1) Some information is "perishable" and should continue to be exchanged via channel-based methods (email, instant messages and hallway conversations). The role of Enterprise 2.0 software is to address the extremely high proportion of communications / interactions that are treated as perishable, yet add value to the organization when given transparency.
2) I would argue that the Internet has a great deal of "junk" on it, yet individuals are generally able to extract the information they are looking for.
3) It is possible we will end up for a lot of unecessary information, but perhaps having too much information will be a better situation than not having enough?
Hope these help!
You can delete documents, right?
Maybe Jive could add an optional expiration date, as available for announcements.
Also, you could just have a special space for timely information, where people know to look at the most recent items.
Another idea: people could include the date in the title, like "Donuts in break room - 27 Aug 2008 10am"
Lastly, information which often changes, where you need the latest version, could be posted as a document/wiki, and updated as desired.
We have this challenge as well. Here is what we have done.
1. At times we have found that the senior manager or executive who is resisting has more than enough intellectual prowess to understand the difference between perishable (throwaway content) and everlasting value content. They don't need us to explain to them the different use cases of email, IM, and wiki posts. This is just another form of resistance to using the community. For these, we schedule a private conversation to try to get at the real reason behind the resistance to contribute and we address this if we can – in some cases, they are just not ready to participate yet.
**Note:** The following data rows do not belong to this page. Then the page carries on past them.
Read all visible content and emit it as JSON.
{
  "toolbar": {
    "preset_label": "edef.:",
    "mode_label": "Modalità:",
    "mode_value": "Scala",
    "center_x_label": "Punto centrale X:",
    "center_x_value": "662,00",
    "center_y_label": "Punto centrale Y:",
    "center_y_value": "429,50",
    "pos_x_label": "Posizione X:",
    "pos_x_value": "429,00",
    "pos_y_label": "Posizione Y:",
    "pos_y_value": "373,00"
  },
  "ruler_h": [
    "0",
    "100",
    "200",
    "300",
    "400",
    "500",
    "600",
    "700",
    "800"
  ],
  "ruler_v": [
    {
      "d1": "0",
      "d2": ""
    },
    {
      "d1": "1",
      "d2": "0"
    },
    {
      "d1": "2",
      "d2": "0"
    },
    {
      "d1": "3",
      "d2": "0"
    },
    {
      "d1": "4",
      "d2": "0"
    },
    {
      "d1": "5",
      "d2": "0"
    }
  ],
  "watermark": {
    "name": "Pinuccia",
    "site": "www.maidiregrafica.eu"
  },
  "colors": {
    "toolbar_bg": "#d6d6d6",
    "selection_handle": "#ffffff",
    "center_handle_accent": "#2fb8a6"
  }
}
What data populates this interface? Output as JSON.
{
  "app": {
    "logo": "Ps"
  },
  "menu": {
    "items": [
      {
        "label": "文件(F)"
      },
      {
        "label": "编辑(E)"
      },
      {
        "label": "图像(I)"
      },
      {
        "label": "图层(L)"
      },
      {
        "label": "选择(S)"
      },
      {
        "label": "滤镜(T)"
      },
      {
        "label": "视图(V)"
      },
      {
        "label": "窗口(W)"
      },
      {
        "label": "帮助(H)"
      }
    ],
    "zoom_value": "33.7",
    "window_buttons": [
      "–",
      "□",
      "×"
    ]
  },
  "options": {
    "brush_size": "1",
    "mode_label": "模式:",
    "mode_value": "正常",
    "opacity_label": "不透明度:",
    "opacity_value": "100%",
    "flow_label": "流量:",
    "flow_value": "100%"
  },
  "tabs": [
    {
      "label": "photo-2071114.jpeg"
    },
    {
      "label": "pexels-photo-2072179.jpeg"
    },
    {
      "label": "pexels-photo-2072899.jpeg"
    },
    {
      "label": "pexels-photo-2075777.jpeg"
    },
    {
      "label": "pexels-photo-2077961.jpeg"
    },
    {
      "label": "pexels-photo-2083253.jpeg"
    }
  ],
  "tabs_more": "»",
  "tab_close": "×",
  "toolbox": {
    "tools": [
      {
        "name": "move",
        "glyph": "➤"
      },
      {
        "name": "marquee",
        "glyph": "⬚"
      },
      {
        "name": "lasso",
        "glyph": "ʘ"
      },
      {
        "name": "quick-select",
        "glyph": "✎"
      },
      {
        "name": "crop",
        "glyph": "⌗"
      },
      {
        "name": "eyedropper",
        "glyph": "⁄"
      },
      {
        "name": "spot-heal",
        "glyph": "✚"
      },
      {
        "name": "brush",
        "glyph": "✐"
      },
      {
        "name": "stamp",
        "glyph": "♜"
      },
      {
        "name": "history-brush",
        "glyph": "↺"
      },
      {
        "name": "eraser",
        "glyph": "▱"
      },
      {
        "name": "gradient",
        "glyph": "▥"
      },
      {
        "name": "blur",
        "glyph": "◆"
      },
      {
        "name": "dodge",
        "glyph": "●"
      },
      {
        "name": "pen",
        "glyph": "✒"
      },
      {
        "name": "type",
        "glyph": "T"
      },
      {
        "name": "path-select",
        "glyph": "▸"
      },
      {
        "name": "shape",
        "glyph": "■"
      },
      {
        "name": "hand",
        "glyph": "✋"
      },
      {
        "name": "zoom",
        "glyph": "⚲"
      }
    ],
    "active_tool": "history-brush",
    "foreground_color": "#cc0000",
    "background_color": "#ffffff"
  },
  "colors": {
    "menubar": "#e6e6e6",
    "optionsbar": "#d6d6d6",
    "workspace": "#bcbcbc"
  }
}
2. Conversely, from the eager to contribute crowd of executives and managers, we have some for whom the assessment of the “lifetime value” of information is skewed too much towards "everything I write is gold" and they create & store a whole lot of stuff that make the space quickly into their personal junk pile. For these, we have assigned a gardener to the space, who responsibility is remove the junk by following pre-defined space “expiration rules” (e.g. posts with less than X # of views in Y time period are deleted). So far, I think because the expiration rules are pre-defined and communicated and apply to all users of the space alike, we are not receiving much angst when we throw someone's golden nugget out.
In both cases, the root problem I think is unfixable – setting a global benchmark for measuring relative lifetime value or level of junkiness of a piece of information or communication thread is beyond reach. It would be like trying to globally manage a storage closet, basement, garage, etc. for an entire neighborhood. You will never achieve an enforceable definition of what is a treasure and what is trash – only the extremes are clear to most, but not all, users.
3. Most of the time, though, the community users themselves drive the right behavior. For posting more often, we see email traffic such as: "This is a good discussion, but it belongs in the community, not in email," "good work, please post this in space x", "the answer to your questions is located in this URL", etc.